Albert Camus has also written on the subject;[14] while Jane Austen was fascinated by the character of Don Juan: "I have seen nobody on the stage who has been a more interesting Character than that compound of Cruelty and Lust".[15] Anthony Powell in his novel Casanova's Chinese Restaurant distinguishes Don Juan from Casanova: "Don Juan merely liked power. He obviously did not know what sensuality was....Casanova, on the other hand, undoubtedly had his sensuous moments".[16]

In the 4th season Cheers episode "Don Juan is Hell", Diane Chambers writes a sexual history study that suggests Sam Malone as a perfect model for Don Juanism.

See also[edit]


  1. ^ a b Carol Groneman Nymphomania, a History (New York, 2000). ISBN 0-393-04838-1
  2. ^ C. G. Jung, Psychological Aspects of the Mother Archetype, Collected Works of C. G. Jung, Vol. 9, Part 1. 2nd ed., Princeton University Press, 1968. 451 p. (pp. 75-80). ISBN 978-0-691-01833-1
  3. ^ Jung, Carl. 1959. Symbols of Transformation. New York: Princeton University Press. p85.
  4. ^ Millon, Theodore, Personality Disorders in Modern Life, 2004
  5. ^ Sigmund Freud, On Sexuality (PFL7) p. 234-6
  6. ^ Otto Fenichel, The Psychoanalytic Theory of Neurosis (1946) p. 646
  7. ^ Otto Fenichel, The Psychoanalytic Theory of Neurosis (1946) p. 243-4
  8. ^ Otto Fenichel, The Psychoanalytic Theory of Neurosis (1946) p. 502-3
  9. ^ S. Ferenczi, Further Contributions to the Theory and Technique of Psychoanalysis (1994) p. 358
  10. ^ Juliet Mitchell, Siblings (2013) p. 178-82
  11. ^ Ian Kelly, Casanova, 2008, p. 335
  12. ^ Charles Rosen, The Classical Style (1977) p. 323-4
  13. ^ Søren Kierkegaard, Either/Or, "The Immediate Stages of the Erotic, or Musical Erotic."
  14. ^ Albert Camus, The Myth of Sisyphus, "The Absurd Man: Don Juanism"
  15. ^ D. Le Faye ed., Jane Austen's Letters (1996) p. 221
  16. ^ Anthony Powell, Casanova's Chinese Restaurant (1980) p. 38
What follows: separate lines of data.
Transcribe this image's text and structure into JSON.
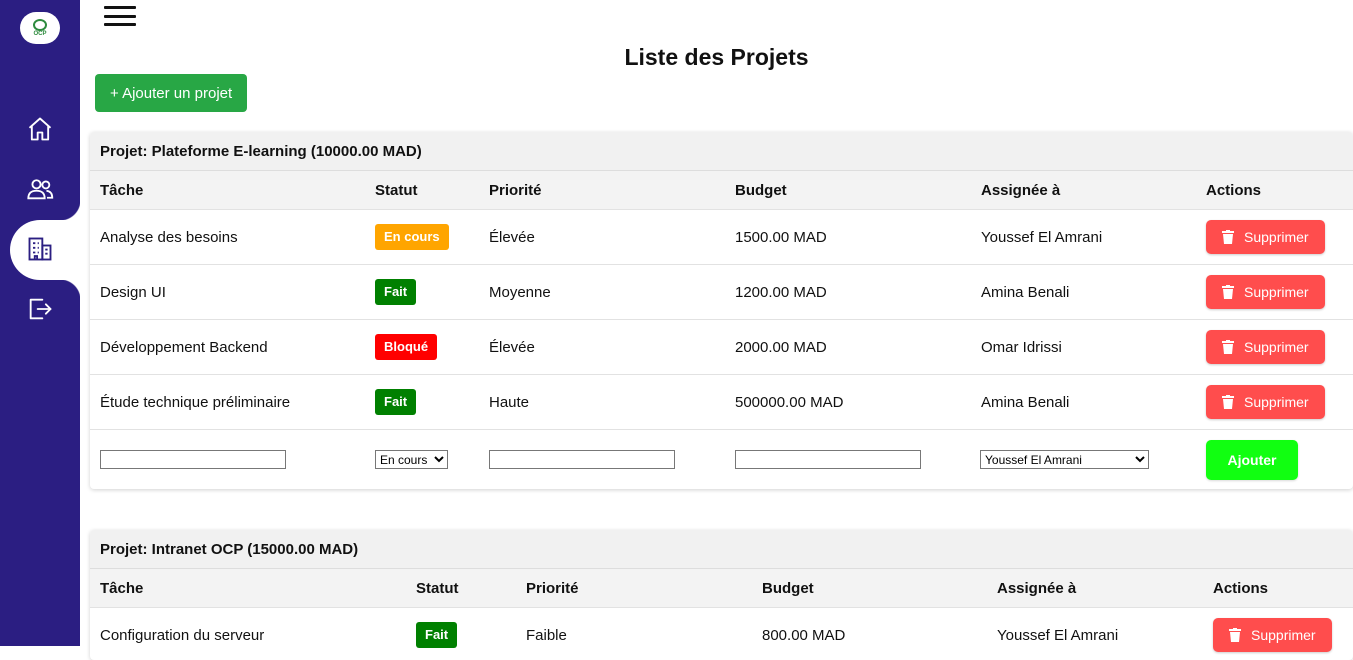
{
  "sidebar": {
    "logo_text": "OCP",
    "items": [
      {
        "icon": "home-icon"
      },
      {
        "icon": "users-icon"
      },
      {
        "icon": "building-icon"
      },
      {
        "icon": "logout-icon"
      }
    ]
  },
  "page": {
    "title": "Liste des Projets",
    "add_project_label": "+ Ajouter un projet"
  },
  "columns": [
    "Tâche",
    "Statut",
    "Priorité",
    "Budget",
    "Assignée à",
    "Actions"
  ],
  "projects": [
    {
      "header": "Projet: Plateforme E-learning (10000.00 MAD)",
      "tasks": [
        {
          "name": "Analyse des besoins",
          "status": "En cours",
          "status_color": "#ffa500",
          "priority": "Élevée",
          "budget": "1500.00 MAD",
          "assignee": "Youssef El Amrani",
          "action": "Supprimer"
        },
        {
          "name": "Design UI",
          "status": "Fait",
          "status_color": "#008000",
          "priority": "Moyenne",
          "budget": "1200.00 MAD",
          "assignee": "Amina Benali",
          "action": "Supprimer"
        },
        {
          "name": "Développement Backend",
          "status": "Bloqué",
          "status_color": "#ff0000",
          "priority": "Élevée",
          "budget": "2000.00 MAD",
          "assignee": "Omar Idrissi",
          "action": "Supprimer"
        },
        {
          "name": "Étude technique préliminaire",
          "status": "Fait",
          "status_color": "#008000",
          "priority": "Haute",
          "budget": "500000.00 MAD",
          "assignee": "Amina Benali",
          "action": "Supprimer"
        }
      ],
      "form": {
        "task_value": "",
        "status_selected": "En cours",
        "priority_value": "",
        "budget_value": "",
        "assignee_selected": "Youssef El Amrani",
        "submit_label": "Ajouter"
      }
    },
    {
      "header": "Projet: Intranet OCP (15000.00 MAD)",
      "tasks": [
        {
          "name": "Configuration du serveur",
          "status": "Fait",
          "status_color": "#008000",
          "priority": "Faible",
          "budget": "800.00 MAD",
          "assignee": "Youssef El Amrani",
          "action": "Supprimer"
        }
      ]
    }
  ]
}
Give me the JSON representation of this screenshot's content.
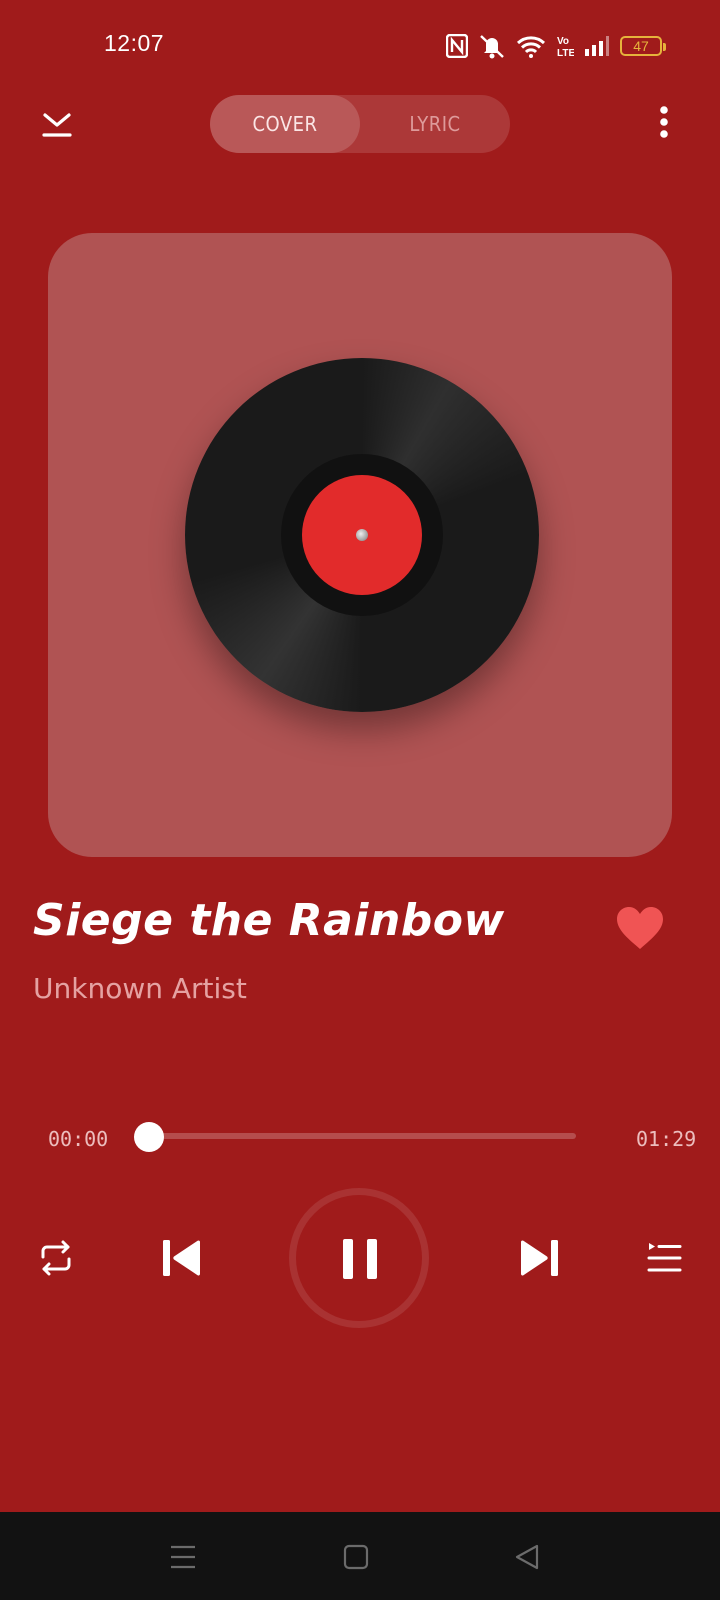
{
  "status_bar": {
    "time": "12:07",
    "battery": "47",
    "icons": [
      "nfc-icon",
      "bell-muted-icon",
      "wifi-icon",
      "volte-icon",
      "signal-icon",
      "battery-icon"
    ],
    "battery_color": "#e6b33c"
  },
  "header": {
    "collapse_icon": "chevron-down-icon",
    "menu_icon": "more-vertical-icon",
    "tabs": [
      {
        "label": "COVER",
        "selected": true
      },
      {
        "label": "LYRIC",
        "selected": false
      }
    ]
  },
  "song": {
    "title": "Siege the Rainbow",
    "artist": "Unknown Artist",
    "favorite": true
  },
  "playback": {
    "current_time": "00:00",
    "total_time": "01:29",
    "progress": 0,
    "state": "playing"
  },
  "controls": [
    "repeat-icon",
    "skip-previous-icon",
    "pause-icon",
    "skip-next-icon",
    "queue-icon"
  ],
  "nav_bar": [
    "menu-icon",
    "home-icon",
    "back-icon"
  ],
  "colors": {
    "background": "#a01b1b",
    "cover_card": "#b05353",
    "vinyl_label": "#e22b2b",
    "heart": "#f05454"
  }
}
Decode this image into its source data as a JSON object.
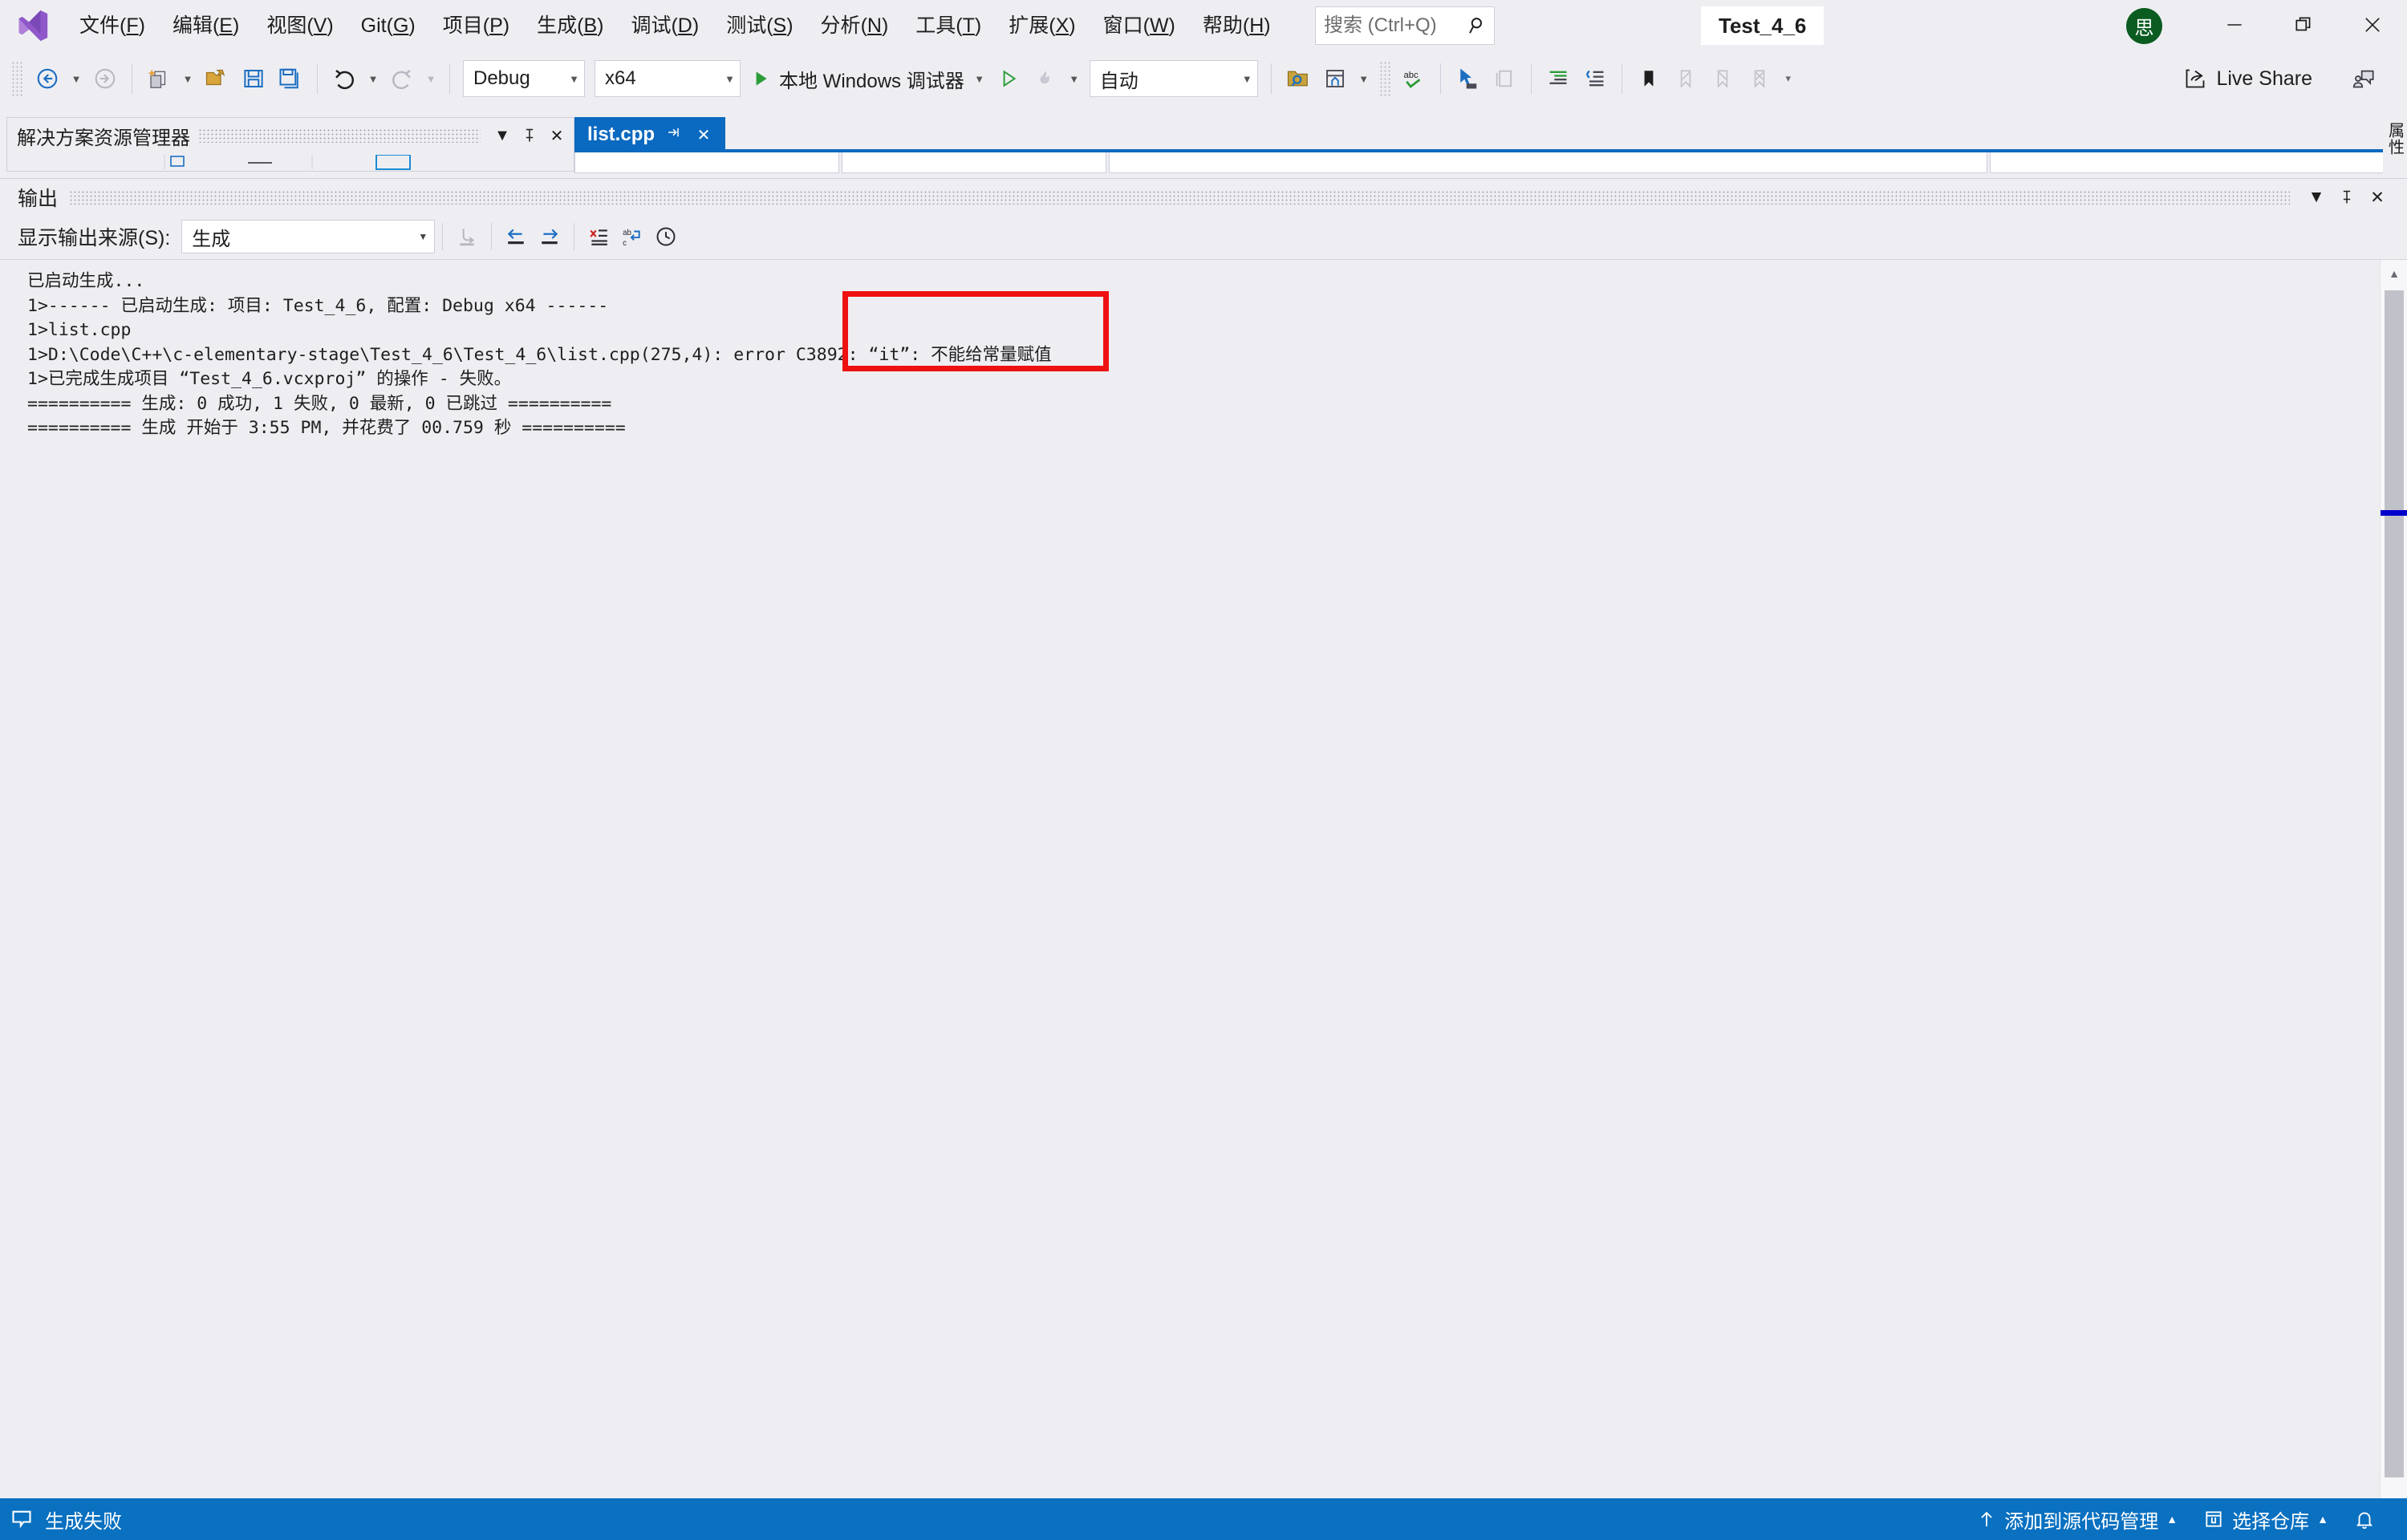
{
  "window": {
    "title": "Test_4_6",
    "avatar_initial": "思",
    "minimize": "—",
    "maximize": "❐",
    "close": "✕"
  },
  "menubar": {
    "logo": "visual-studio-logo",
    "items": [
      {
        "label": "文件",
        "mnemonic": "F"
      },
      {
        "label": "编辑",
        "mnemonic": "E"
      },
      {
        "label": "视图",
        "mnemonic": "V"
      },
      {
        "label": "Git",
        "mnemonic": "G"
      },
      {
        "label": "项目",
        "mnemonic": "P"
      },
      {
        "label": "生成",
        "mnemonic": "B"
      },
      {
        "label": "调试",
        "mnemonic": "D"
      },
      {
        "label": "测试",
        "mnemonic": "S"
      },
      {
        "label": "分析",
        "mnemonic": "N"
      },
      {
        "label": "工具",
        "mnemonic": "T"
      },
      {
        "label": "扩展",
        "mnemonic": "X"
      },
      {
        "label": "窗口",
        "mnemonic": "W"
      },
      {
        "label": "帮助",
        "mnemonic": "H"
      }
    ]
  },
  "search": {
    "placeholder": "搜索 (Ctrl+Q)",
    "value": "",
    "icon": "search-icon"
  },
  "toolbar": {
    "configuration": "Debug",
    "platform": "x64",
    "run_label": "本地 Windows 调试器",
    "auto_select": "自动",
    "live_share": "Live Share",
    "caret": "▼"
  },
  "solution_explorer": {
    "title": "解决方案资源管理器",
    "dropdown_icon": "▼",
    "pin_icon": "pin-icon",
    "close_icon": "✕"
  },
  "document_tab": {
    "label": "list.cpp",
    "pin_icon": "⇥",
    "close_icon": "✕"
  },
  "right_dock": {
    "label": "属性"
  },
  "output": {
    "title": "输出",
    "source_label": "显示输出来源(S):",
    "source_value": "生成",
    "source_caret": "▼",
    "dropdown_icon": "▼",
    "pin_icon": "pin-icon",
    "close_icon": "✕",
    "toolbar_buttons": [
      "go-to-message-icon",
      "previous-message-icon",
      "next-message-icon",
      "clear-all-icon",
      "toggle-word-wrap-icon",
      "toggle-timestamps-icon"
    ],
    "lines": [
      "已启动生成...",
      "1>------ 已启动生成: 项目: Test_4_6, 配置: Debug x64 ------",
      "1>list.cpp",
      "1>D:\\Code\\C++\\c-elementary-stage\\Test_4_6\\Test_4_6\\list.cpp(275,4): error C3892: “it”: 不能给常量赋值",
      "1>已完成生成项目 “Test_4_6.vcxproj” 的操作 - 失败。",
      "========== 生成: 0 成功, 1 失败, 0 最新, 0 已跳过 ==========",
      "========== 生成 开始于 3:55 PM, 并花费了 00.759 秒 =========="
    ],
    "annotation": {
      "color": "#ee1111",
      "highlights_text": "“it”: 不能给常量赋值"
    },
    "scrollbar": {
      "up_arrow": "▲",
      "mark_color": "#0000cc"
    }
  },
  "statusbar": {
    "build_status": "生成失败",
    "source_control": "添加到源代码管理",
    "repository": "选择仓库",
    "caret_up": "▲",
    "notification_icon": "bell-icon",
    "background": "#0a70c0"
  }
}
Further reading[edit]

  • Juliet Mitchell, Mad Men and Medusas (2000)